Seed Plants II : Angiosperms
most advanced group of plants
The edges of sporophyll primordia crowd against each other and grow shut.
develops into a fruit.
the second sperm cell of the pollen tube fuses with the polar nuclei of the megagametophyte, producing the endosperm nucleus.
their ancestors lacked vessels so they also lack vessels.
fusion of the carpels into one structure.
fusion of petals into one structure.
flowers that are bilaterally symmetrical.
Changing concepts about Early Angiosperms
Catkins of pecan ; the axis bears many flowers, all with stamens but not carpels.
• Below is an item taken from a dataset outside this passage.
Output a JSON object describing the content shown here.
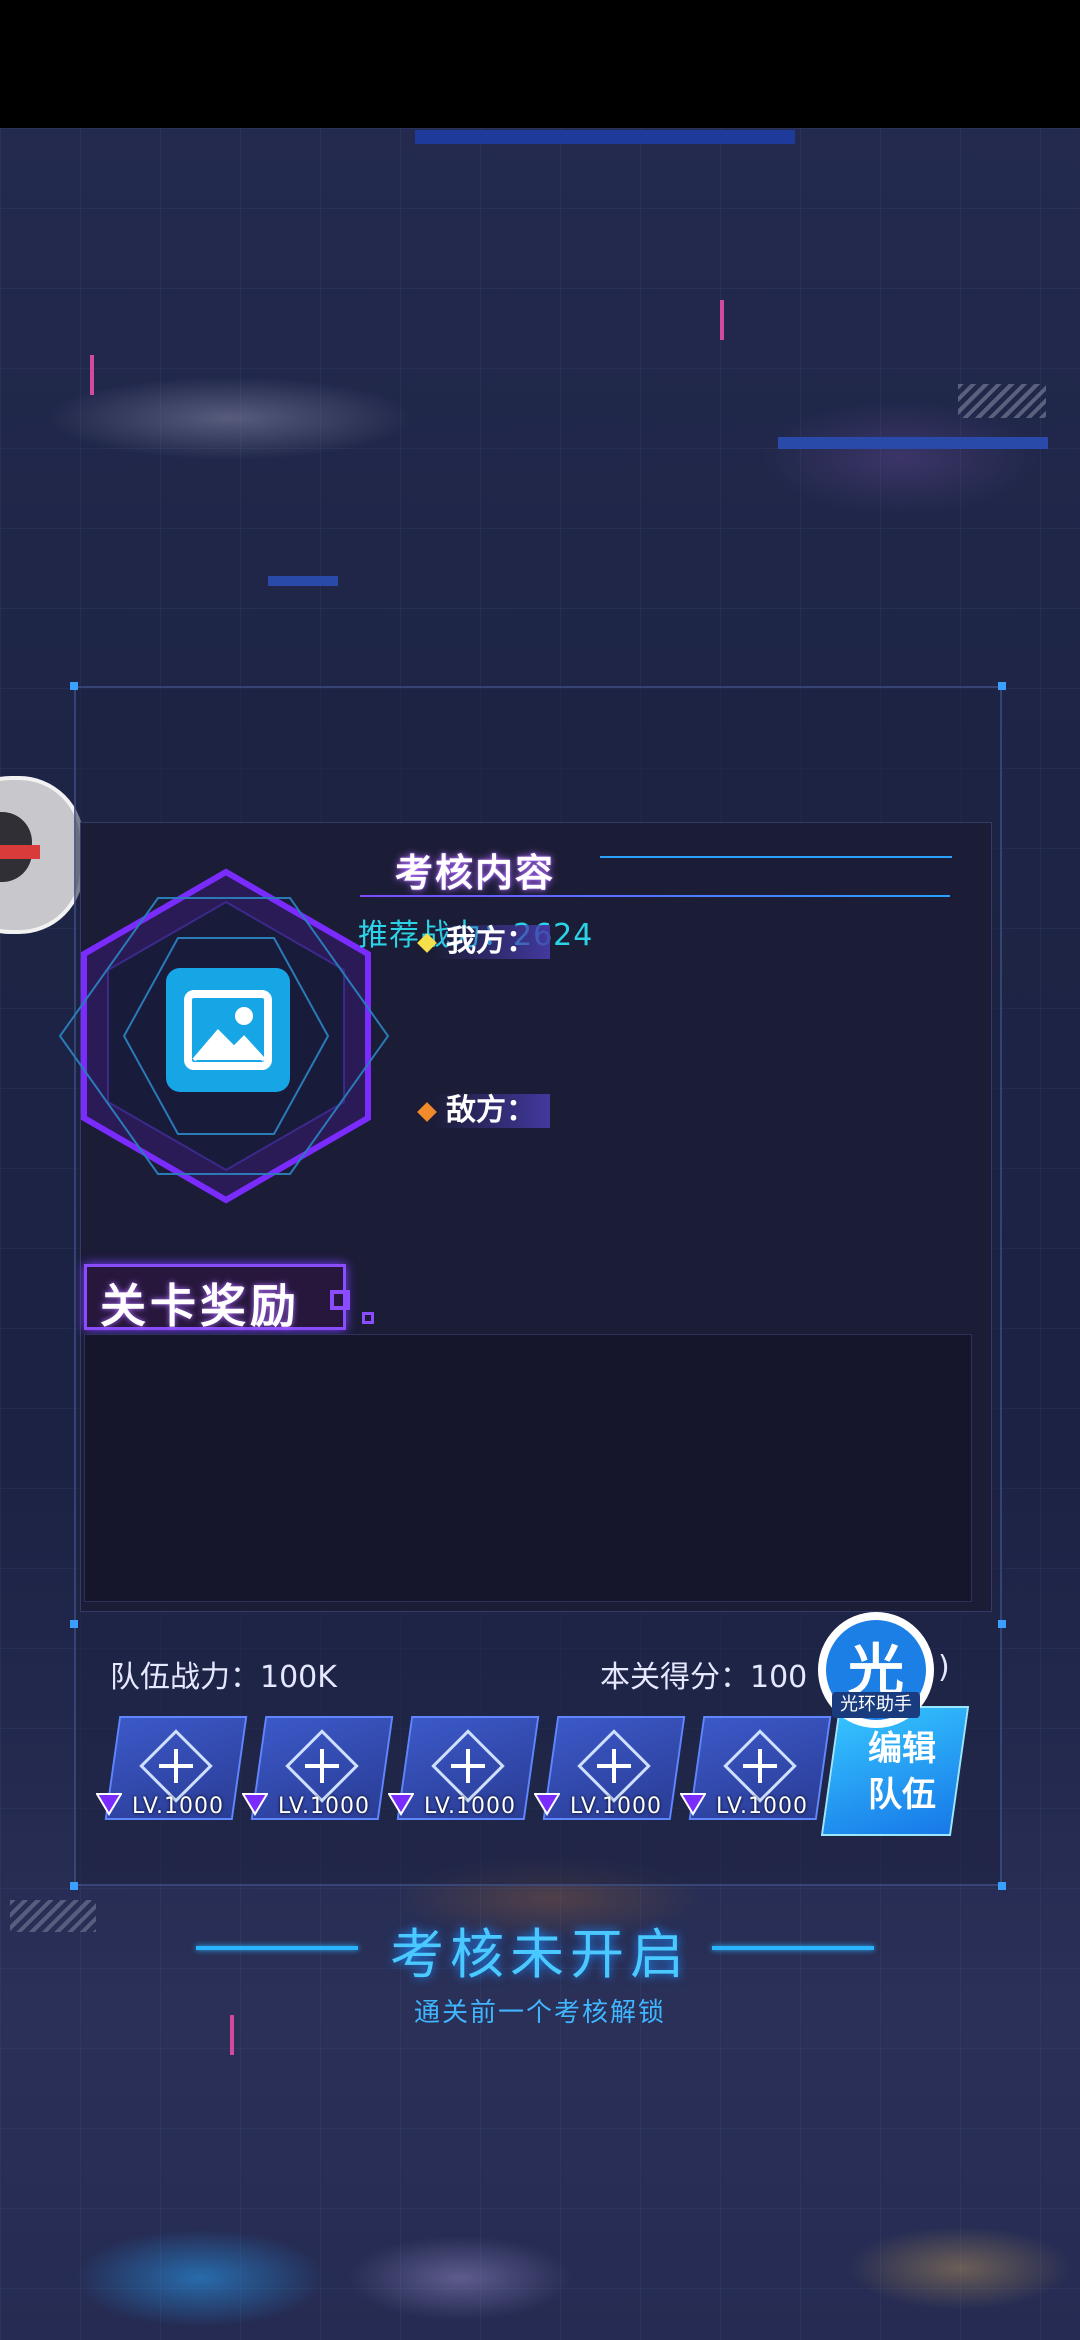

A flower of Magnolia is considered the typical ranalean flower.
Classification of Flowering Plants
Monocots or eudicots
Monocots has only one cotyledons
Eudicots has two cotyledons
The early angiosperms diverged into several clades called basal angiosperms.
Flowers have numerous sepals, stamens with all parts arranged in spirals like the leaves of the rosette plants
Monocot flowers would be dervied from an ancestral flower like this by mutations that result in only three or six of each type of floral appendage.
the perinath members are called tepals.
most often found in swamps and marshes.
monocots are believed to have originated as semiaquatic plants that inhabited swapms and marshes.
leaf may have consist of a leaf base and petiole.
presence of spots or lines on the petals.
carpels fuse side by side starting at their bases.
the fuses side called septa
septal nectaries are the open area which secretes nectar.
produce water- soluble pigments called betalains
nucleus cells proliferate and form a nutritive tissue called perisperm.
have iridoid compounds